Could you retype all of the data below exactly as given?

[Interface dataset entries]
• • • • • • •

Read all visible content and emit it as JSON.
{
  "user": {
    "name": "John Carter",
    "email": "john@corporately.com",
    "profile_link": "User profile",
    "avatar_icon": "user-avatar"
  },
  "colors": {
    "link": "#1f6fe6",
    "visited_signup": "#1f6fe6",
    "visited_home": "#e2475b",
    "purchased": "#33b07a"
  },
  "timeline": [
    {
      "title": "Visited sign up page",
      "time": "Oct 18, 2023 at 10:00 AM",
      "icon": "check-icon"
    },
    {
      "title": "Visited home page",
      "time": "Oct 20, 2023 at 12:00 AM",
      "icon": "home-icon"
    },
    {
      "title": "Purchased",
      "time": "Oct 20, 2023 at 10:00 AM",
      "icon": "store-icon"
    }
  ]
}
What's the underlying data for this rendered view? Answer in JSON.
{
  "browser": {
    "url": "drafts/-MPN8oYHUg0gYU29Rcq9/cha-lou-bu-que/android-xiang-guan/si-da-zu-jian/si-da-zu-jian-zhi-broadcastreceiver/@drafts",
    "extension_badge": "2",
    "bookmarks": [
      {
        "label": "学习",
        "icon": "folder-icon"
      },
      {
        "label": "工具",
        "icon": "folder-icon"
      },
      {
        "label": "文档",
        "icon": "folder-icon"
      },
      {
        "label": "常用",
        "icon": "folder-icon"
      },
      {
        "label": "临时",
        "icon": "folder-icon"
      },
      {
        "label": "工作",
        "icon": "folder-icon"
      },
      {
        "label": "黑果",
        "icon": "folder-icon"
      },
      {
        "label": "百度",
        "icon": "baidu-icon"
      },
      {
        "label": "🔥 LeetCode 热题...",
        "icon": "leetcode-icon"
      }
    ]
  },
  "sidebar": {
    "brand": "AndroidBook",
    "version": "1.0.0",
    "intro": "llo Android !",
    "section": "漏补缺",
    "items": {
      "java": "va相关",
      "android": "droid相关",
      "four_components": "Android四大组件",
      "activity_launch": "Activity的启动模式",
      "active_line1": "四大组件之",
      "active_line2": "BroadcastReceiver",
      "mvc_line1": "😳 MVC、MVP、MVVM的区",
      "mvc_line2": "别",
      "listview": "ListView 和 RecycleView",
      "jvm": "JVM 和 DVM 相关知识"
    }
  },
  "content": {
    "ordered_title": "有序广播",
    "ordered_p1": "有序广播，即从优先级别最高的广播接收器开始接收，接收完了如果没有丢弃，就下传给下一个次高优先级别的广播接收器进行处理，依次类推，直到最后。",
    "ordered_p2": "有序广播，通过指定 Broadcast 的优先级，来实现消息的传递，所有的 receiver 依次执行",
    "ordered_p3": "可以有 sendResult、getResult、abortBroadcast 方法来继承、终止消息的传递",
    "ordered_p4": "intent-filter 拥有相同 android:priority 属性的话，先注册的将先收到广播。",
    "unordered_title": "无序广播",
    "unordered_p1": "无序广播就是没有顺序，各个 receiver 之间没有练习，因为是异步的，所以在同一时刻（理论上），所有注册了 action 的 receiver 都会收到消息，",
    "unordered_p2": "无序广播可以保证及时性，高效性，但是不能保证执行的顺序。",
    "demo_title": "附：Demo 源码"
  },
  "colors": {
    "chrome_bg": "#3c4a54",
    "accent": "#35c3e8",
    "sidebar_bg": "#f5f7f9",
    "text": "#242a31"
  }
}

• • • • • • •

- Solution to the problem:
Read all visible content and emit it as JSON.
{
  "user": {
    "name": "John Carter",
    "email": "john@corporately.com",
    "profile_link": "User profile",
    "avatar_icon": "user-avatar"
  },
  "colors": {
    "link": "#1f6fe6",
    "visited_signup": "#1f6fe6",
    "visited_home": "#e2475b",
    "purchased": "#33b07a"
  },
  "timeline": [
    {
      "title": "Visited sign up page",
      "time": "Oct 18, 2023 at 10:00 AM",
      "icon": "check-icon"
    },
    {
      "title": "Visited home page",
      "time": "Oct 20, 2023 at 12:00 AM",
      "icon": "home-icon"
    },
    {
      "title": "Purchased",
      "time": "Oct 20, 2023 at 10:00 AM",
      "icon": "store-icon"
    }
  ]
}
What's the underlying data for this rendered view? Answer in JSON.
{
  "browser": {
    "url": "drafts/-MPN8oYHUg0gYU29Rcq9/cha-lou-bu-que/android-xiang-guan/si-da-zu-jian/si-da-zu-jian-zhi-broadcastreceiver/@drafts",
    "extension_badge": "2",
    "bookmarks": [
      {
        "label": "学习",
        "icon": "folder-icon"
      },
      {
        "label": "工具",
        "icon": "folder-icon"
      },
      {
        "label": "文档",
        "icon": "folder-icon"
      },
      {
        "label": "常用",
        "icon": "folder-icon"
      },
      {
        "label": "临时",
        "icon": "folder-icon"
      },
      {
        "label": "工作",
        "icon": "folder-icon"
      },
      {
        "label": "黑果",
        "icon": "folder-icon"
      },
      {
        "label": "百度",
        "icon": "baidu-icon"
      },
      {
        "label": "🔥 LeetCode 热题...",
        "icon": "leetcode-icon"
      }
    ]
  },
  "sidebar": {
    "brand": "AndroidBook",
    "version": "1.0.0",
    "intro": "llo Android !",
    "section": "漏补缺",
    "items": {
      "java": "va相关",
      "android": "droid相关",
      "four_components": "Android四大组件",
      "activity_launch": "Activity的启动模式",
      "active_line1": "四大组件之",
      "active_line2": "BroadcastReceiver",
      "mvc_line1": "😳 MVC、MVP、MVVM的区",
      "mvc_line2": "别",
      "listview": "ListView 和 RecycleView",
      "jvm": "JVM 和 DVM 相关知识"
    }
  },
  "content": {
    "ordered_title": "有序广播",
    "ordered_p1": "有序广播，即从优先级别最高的广播接收器开始接收，接收完了如果没有丢弃，就下传给下一个次高优先级别的广播接收器进行处理，依次类推，直到最后。",
    "ordered_p2": "有序广播，通过指定 Broadcast 的优先级，来实现消息的传递，所有的 receiver 依次执行",
    "ordered_p3": "可以有 sendResult、getResult、abortBroadcast 方法来继承、终止消息的传递",
    "ordered_p4": "intent-filter 拥有相同 android:priority 属性的话，先注册的将先收到广播。",
    "unordered_title": "无序广播",
    "unordered_p1": "无序广播就是没有顺序，各个 receiver 之间没有练习，因为是异步的，所以在同一时刻（理论上），所有注册了 action 的 receiver 都会收到消息，",
    "unordered_p2": "无序广播可以保证及时性，高效性，但是不能保证执行的顺序。",
    "demo_title": "附：Demo 源码"
  },
  "colors": {
    "chrome_bg": "#3c4a54",
    "accent": "#35c3e8",
    "sidebar_bg": "#f5f7f9",
    "text": "#242a31"
  }
}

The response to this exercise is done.